[Brief]:
Answer with the number of lines in the records that contain "Support" and with nothing else.

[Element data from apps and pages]

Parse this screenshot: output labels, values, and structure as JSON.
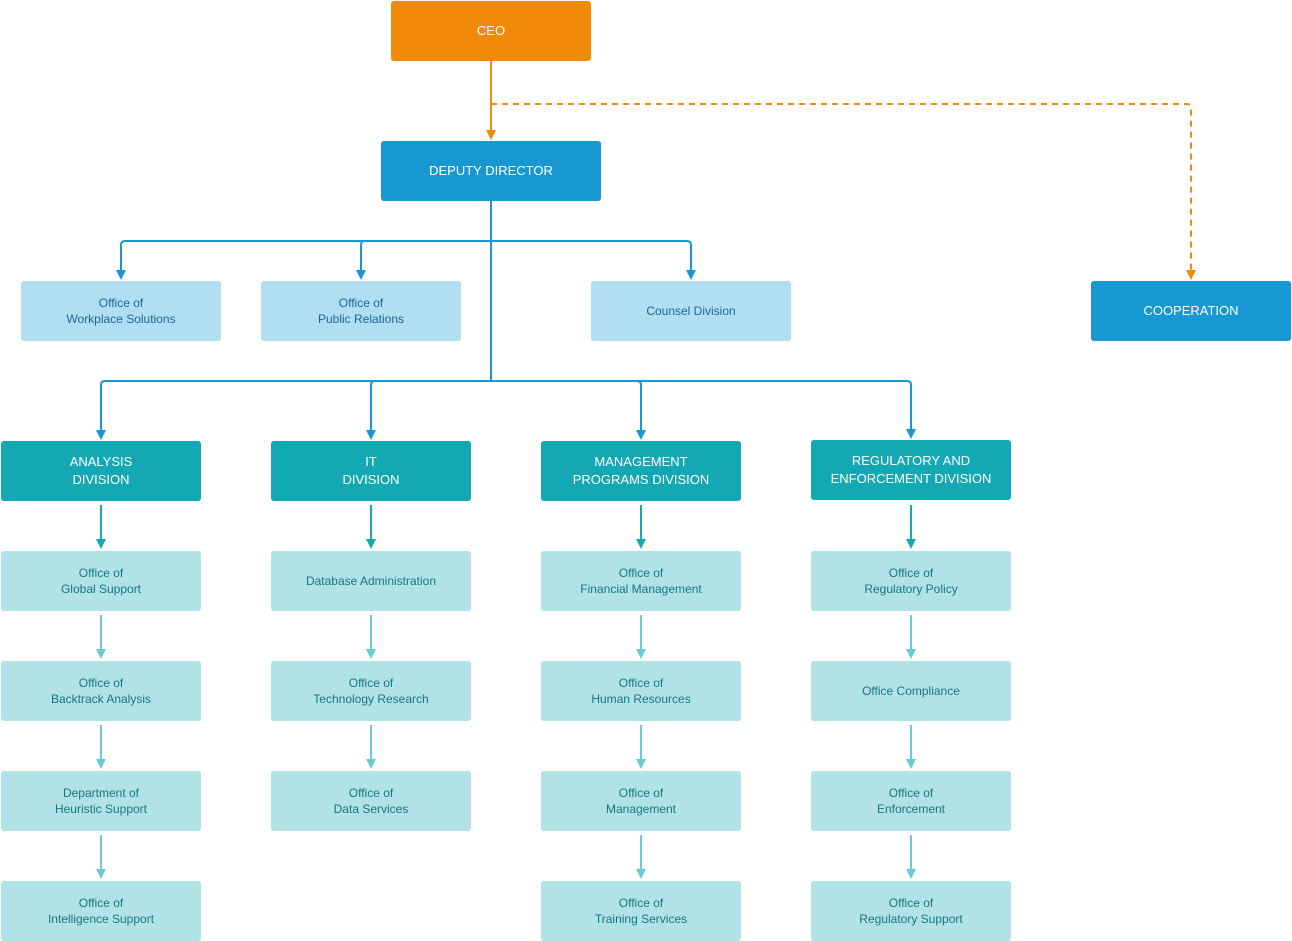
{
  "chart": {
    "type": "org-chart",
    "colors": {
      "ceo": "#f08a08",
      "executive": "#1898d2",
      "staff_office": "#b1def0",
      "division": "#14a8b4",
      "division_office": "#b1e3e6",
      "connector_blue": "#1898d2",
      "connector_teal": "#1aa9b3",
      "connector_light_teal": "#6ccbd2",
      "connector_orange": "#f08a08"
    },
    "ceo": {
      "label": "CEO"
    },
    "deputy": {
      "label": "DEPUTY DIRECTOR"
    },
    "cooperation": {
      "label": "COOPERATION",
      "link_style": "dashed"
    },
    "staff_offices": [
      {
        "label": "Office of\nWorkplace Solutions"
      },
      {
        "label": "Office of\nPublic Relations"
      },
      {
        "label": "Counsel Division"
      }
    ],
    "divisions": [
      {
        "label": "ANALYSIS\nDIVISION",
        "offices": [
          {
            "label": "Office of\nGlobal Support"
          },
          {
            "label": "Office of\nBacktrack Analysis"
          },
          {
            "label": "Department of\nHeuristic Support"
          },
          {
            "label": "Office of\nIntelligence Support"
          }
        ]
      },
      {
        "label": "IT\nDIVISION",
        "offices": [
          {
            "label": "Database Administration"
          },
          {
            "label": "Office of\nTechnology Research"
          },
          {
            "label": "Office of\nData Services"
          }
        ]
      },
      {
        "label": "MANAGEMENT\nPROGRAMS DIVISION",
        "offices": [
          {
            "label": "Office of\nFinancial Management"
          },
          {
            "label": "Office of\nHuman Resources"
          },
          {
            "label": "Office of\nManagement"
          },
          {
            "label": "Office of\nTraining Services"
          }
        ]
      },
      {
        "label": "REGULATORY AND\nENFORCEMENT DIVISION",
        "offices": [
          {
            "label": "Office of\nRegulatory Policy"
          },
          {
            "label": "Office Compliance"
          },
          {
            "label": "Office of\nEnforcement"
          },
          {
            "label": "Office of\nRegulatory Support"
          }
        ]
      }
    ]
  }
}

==

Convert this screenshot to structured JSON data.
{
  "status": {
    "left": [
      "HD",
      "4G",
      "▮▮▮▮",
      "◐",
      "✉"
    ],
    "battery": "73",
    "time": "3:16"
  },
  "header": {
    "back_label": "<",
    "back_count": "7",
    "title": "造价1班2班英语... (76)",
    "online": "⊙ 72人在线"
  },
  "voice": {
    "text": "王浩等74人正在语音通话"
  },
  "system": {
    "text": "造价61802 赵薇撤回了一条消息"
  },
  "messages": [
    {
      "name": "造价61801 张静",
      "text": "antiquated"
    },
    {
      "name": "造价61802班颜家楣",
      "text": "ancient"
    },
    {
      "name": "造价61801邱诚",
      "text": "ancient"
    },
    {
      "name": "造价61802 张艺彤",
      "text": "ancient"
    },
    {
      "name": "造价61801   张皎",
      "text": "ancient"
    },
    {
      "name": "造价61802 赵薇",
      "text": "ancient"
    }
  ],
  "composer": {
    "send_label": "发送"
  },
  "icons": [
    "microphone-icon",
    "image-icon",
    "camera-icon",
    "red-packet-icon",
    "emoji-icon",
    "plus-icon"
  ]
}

[Written answer]:
4